In a speech to the final session of the World's Parliament of Religions in 1893, Vivekananda, a young Hindu monk said:
"The Christian is not to become a Hindu or a Buddhist, nor is a Buddhist or a Hindu to become a Christian. But each must assimilate the spirit of the others and yet preserve his individuality and grow according to his own law of growth. If the Parliament has shown anything to the world, it is this: It has proved to the world that holiness, purity, and charity are not exclusive possessions of any church in the world, and that every system has produced men and women of the most exalted character. In the face of this evidence, if anybody dreams of the exclusive survival of his own religion and the destruction of the others, I pity him from the bottom of my heart."

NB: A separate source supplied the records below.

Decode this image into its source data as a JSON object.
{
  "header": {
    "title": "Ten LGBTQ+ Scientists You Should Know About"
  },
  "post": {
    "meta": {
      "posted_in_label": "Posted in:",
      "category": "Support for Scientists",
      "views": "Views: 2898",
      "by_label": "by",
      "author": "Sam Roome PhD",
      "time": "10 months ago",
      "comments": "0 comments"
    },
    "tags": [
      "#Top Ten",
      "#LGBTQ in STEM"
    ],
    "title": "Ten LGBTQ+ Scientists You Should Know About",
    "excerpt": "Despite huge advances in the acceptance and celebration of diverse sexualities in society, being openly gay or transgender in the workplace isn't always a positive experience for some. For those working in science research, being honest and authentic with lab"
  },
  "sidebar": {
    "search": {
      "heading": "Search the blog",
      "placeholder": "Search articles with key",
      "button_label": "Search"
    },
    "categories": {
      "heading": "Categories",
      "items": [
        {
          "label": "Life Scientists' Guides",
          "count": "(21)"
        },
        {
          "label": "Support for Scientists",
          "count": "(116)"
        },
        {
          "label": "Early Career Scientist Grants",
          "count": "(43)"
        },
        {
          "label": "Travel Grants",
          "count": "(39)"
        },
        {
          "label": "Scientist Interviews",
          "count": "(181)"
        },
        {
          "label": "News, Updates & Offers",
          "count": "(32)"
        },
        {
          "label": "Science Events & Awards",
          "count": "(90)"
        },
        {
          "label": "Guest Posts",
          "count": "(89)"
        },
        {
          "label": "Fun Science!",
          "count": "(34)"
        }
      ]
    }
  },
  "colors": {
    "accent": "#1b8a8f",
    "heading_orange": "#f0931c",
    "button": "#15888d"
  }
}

In this volume, which will appeal to spiritual seekers, Swami Adiswarananda, a senior monk of the Ramakrishna Order of India and the Minister and Spiritual Leader of the Ramakrishna-Vivekananda Center of New York, presents a group of lectures by this Hindu spiritual teacher and reminiscences from some of the disciples. In the introduction, he salutes this swami's love for humanity and his message of hope for the future. He identifies Vivekananda's contributions to world religions as his ideas about spiritual democracy, spiritual humanism, and an enduring bond of world unity.